“Let us take the case of Fatima Babanne as an example,” Baroness Manzoor said. “Fatima is from a remote and fragile part of northern Nigeria. She has three children and another on the way. With limited local employment opportunities, she struggles to afford the healthy diet that she and her family need.
“Following an assessment, Fatima has enrolled on to DfID’s child development grant programme, which gives her a monthly cash income of 4,000 Nigerian naira—approximately £8—and a place on an education course about health and nutrition. Fatima uses her grant to buy healthy food and saves a small amount each month to start a millet-grinding business, which now generates 10,000 naira—£21—profit per month.
“As a result of DfID’s small intervention, Fatima has been economically empowered and her children will develop healthy immune systems, so vaccines and other health measures will be as effective as possible. Good health will improve these children’s chances of getting a good education and gaining meaningful employment as adults. This in turn will strengthen the Nigerian economy, promote stability and help the country become a valued trading partner and ally with Britain on the global stage”.
Baroness Manzoor went on to make three recommendations, “which have nutrition at their core but would improve the impact of UK aid overall”. Her first recommendation echoed a point made by David Linden in the Commons in the morning that DfID should invest ambitiously at all upcoming health financing moments between now and the end of 2020.

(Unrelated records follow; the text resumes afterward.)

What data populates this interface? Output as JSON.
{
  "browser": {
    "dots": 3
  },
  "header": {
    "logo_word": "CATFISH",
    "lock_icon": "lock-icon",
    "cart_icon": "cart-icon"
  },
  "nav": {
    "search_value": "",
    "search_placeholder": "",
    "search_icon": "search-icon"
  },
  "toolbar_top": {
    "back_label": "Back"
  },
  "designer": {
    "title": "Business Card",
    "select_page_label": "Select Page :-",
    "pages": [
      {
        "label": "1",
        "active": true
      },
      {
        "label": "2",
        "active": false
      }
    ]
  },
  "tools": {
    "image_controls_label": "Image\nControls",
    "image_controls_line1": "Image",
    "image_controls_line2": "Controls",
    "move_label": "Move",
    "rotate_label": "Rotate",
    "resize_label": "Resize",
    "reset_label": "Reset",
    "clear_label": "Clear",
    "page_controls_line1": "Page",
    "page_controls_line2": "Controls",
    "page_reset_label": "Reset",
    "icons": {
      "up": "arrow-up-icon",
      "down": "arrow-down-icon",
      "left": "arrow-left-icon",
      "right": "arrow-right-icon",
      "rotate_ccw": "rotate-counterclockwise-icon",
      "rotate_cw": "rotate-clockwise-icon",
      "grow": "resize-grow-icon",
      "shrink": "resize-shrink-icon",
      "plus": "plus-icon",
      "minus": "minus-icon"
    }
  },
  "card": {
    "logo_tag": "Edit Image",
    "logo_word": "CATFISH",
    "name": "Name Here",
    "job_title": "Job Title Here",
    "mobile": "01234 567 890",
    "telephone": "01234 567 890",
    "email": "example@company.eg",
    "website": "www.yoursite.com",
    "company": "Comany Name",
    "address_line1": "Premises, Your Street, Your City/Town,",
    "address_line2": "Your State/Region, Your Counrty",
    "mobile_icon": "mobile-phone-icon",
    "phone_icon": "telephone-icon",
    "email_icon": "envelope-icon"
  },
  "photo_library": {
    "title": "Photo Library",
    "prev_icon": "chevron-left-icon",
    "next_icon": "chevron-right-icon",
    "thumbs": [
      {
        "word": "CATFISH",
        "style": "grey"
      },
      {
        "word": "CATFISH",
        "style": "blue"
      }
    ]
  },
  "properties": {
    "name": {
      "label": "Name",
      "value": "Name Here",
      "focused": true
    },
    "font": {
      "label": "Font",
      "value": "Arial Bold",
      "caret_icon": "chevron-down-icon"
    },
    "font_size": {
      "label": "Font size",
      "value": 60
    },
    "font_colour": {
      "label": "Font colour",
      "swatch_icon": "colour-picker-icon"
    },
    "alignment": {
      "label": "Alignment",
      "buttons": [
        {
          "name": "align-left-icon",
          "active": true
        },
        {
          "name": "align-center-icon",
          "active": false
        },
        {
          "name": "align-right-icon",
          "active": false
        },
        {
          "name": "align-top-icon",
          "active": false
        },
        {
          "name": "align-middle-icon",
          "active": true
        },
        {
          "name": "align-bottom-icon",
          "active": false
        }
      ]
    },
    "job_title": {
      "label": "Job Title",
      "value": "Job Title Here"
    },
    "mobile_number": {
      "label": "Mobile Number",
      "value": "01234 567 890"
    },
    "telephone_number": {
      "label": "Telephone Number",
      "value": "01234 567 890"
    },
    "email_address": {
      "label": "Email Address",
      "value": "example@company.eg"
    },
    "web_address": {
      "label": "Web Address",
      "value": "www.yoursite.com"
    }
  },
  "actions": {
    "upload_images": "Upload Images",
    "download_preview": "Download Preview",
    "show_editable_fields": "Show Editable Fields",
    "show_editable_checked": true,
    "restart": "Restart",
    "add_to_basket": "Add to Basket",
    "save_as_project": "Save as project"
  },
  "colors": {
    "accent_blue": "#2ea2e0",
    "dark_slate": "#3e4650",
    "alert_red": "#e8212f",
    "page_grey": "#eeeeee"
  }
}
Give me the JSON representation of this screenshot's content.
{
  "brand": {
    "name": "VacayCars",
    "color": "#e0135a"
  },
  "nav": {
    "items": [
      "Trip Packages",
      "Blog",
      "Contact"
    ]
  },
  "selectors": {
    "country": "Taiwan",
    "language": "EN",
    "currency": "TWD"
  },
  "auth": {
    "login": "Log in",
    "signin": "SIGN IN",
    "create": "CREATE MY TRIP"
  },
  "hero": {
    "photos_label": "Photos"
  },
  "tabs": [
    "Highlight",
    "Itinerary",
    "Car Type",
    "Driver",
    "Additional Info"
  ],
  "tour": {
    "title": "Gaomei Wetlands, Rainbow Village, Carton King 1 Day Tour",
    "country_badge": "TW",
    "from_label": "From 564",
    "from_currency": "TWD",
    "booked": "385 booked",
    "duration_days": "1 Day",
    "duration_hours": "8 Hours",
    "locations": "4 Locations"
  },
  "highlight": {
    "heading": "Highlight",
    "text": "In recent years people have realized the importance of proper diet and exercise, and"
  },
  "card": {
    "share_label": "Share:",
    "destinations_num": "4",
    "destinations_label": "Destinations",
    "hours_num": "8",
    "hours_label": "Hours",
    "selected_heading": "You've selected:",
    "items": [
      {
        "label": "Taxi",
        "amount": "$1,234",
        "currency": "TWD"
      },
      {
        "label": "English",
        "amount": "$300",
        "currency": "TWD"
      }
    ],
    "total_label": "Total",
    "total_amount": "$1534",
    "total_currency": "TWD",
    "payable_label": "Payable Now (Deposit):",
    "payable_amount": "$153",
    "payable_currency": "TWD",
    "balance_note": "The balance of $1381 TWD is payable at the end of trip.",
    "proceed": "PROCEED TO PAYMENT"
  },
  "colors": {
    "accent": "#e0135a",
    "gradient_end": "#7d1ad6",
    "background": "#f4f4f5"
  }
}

Her second point was about better integrating nutrition across DfID’s brief, pointing out the myriad of interventions required to meet nutrition targets: “food and agricultural systems and climate resilience programmes are all needed to ensure that nutritious food can grow and reach the people who need it. Education programmes about nutrition are important so that people are aware of what constitutes a diverse, healthy diet and economic growth programmes are important so that people can afford that diet”.
She concluded by encouraging the Government to take steps to “improve global collaboration and country ownership of nutrition,” pointing out that the World Bank estimates that “an additional $7 billion per year is needed to meet global targets on stunting and wasting. The UK cannot plug this alone—it should not seek to—but it can encourage other Governments, particularly those with high burdens of malnutrition, to do more.”
In response, the minster, Baroness Sugg, said in her concluding remarks that “nutrition underpins many of the SDGs. It is one of our best buys at DfID and it remains an important focus for us. It is a foundation for inclusive development, underpinning about 12 of the 17 SDGs, but the challenge to prevent malnutrition is getting much greater, not least because of climate change”.
Video highlights from the debate are available on the APPG Twitter.
A written record of the debate is available on Hansard.